Thu | Jul 29, 2021

‘King David’ a musical delight

Published:Tuesday | May 12, 2015 | 12:00 AMMarcia Rowe
A villager and his sheep
Absalom (Chevaughn Clayton) enjoys the company of his father's (King David) concubines.
King David (Wynton Williams) speaks to Uriah (Nicholas Clarke).
Saul (Hugh Douse) crowns David (Wynton Williams).
Bathsheba (Geramie Yson) and King David (Wynton Williams).

With amazing lyrics, fantastic musical arrangements and wonderful singing, Father Ho Lung and Friends lifted the story of King David from the pages of the Bible and placed it on the open stage of the National Arena in Kingston. The mixed-style production saw the musical elements being enriched with fine acting, lively coloured costumes, pleasing lights, a towering set, and bold directorial decisions. This was the scenario on Sunday, the second of two performances.

In the Father Richard Ho Lung-penned script for King David, David comes to the party in Scene Three. The scene reveals the young shepherd boy (AndrÈ Shepherd) singing as he tends to his sheep. His battle with a bear that attacks his herd is witnessed by young Jonathan (Chavon Rogers), son of King Saul (Hugh Douse) of Israel. The encounter leads to David's introduction to Saul, his destruction of Goliath (Allan Lewis), and his eventual usurp as the King of Israel.

Thereafter, the three-act plot continued to untangle with dramatic twists. An older King David (Wynton Williams), donning his battle gear, celebrates with his people on the street when the Ark of the Covenant is brought to Israel, and demonstrates his love for the poor by joining a group of country people in building an assembly hall. These associations with commoners did not go well with his wife Michal (Caryl Constantine) and son Absalom (Chevaughn Clayton). Both mother and son try to unseat David from the throne and experience dire consequences.

But while David's piety and humility are sincere traits, he is also ignoble. His actions lead to his near suicide. Subsequently, the man chosen by God is forgiven and is commanded to go and build His Kingdom.

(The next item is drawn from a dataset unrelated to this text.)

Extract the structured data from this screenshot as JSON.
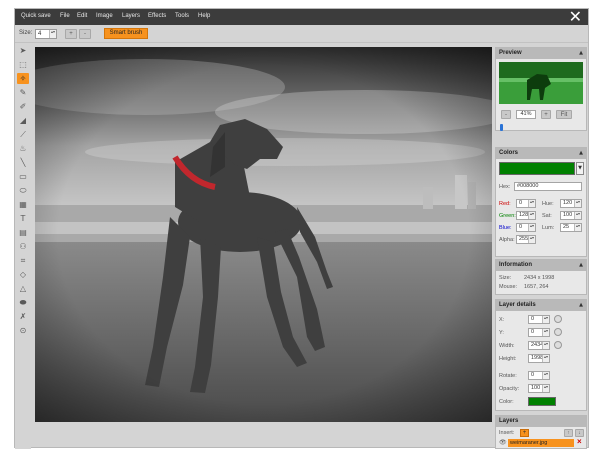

Ho Lung's epic musical examines unconditional love for God and humanity, while showing the ugly side of infidelity, but there is hope in knowing that with forgiveness comes redemption. The language of the play is standard English with traces of dialect. It gives an account of David's life with poetic liberty in some scenes, as is the case of the name of one of the characters.




The acting was commendable as the very large cast of actors, singers, and dancers gave commanding performances. However, one of the defining elements of the production was the powerful singing by the cast. The songs were arranged to different genres of music. And with guidance by musical director Wynton Williams, the cast rendered each song with the right dynamism and blend of harmony. So were the dancers who delivered Clayton Giddern and Paula Shaw's choreography. Not only did the dancers complement the singers, but the dances reflected the inner thoughts of the characters.

The acting by the principals is also worth mentioning. Williams, who played the character of David for a substantial part of the play, seemed to have had a clear insight of his role. David is a character of contradiction, and Williams' portrayal of the various emotional states of the character was well defined. From David's grief of losing his best friend, wife and son to the joy of being with Bathsheba (Geramie Yson), Williams was believable in his speaking and singing.

It was also convincing acting from Jacinth Wright. She not only seemed to have understood and executed the role of Cassandra as the voice of reason, but was very consistent with her hunched back throughout. Good job also from Constantine, Yson, Douse, Clayton and Craig Walters as Nathan.




Director Greg Thames and his assistant Alwyn Bully moved the large cast with some ease. They put to effective use, the length and breadth of the stage, including levels, as well as the area just in front of the audience. Likewise, their decisions to have live animals onstage for a non-realistic play provided some comic relief, especially when the animal relieved itself on the stage. However, they may want to review the constant movement of pieces of the set by the crew during some scenes, as well as ensure that the actors use the open stance so as to not hide their facial expressions and actions.

Plays produced by Father Ho Lung and Friends are known for their astounding spectacle in lights, costumes, set and special effects. But in these areas, King David has fallen a bit short. While the sound quality remained of high standard, there was not much of a wow factor in the special effects. The P.J. Stewart-designed set captured the period in colours and gave the Middle East feeling; and the various heights and shaped ramps were functional, too. But there were far too many shifting around of pieces to create the different settings. The costumes, however, were appropriate for the style and period of the play as well as the status of the characters. Likewise, lighting by Robin Baston also transitioned smoothly and were effectively integrated into the play.

Overall, King David is a splendid production and should be seen and enjoyed by the entire family.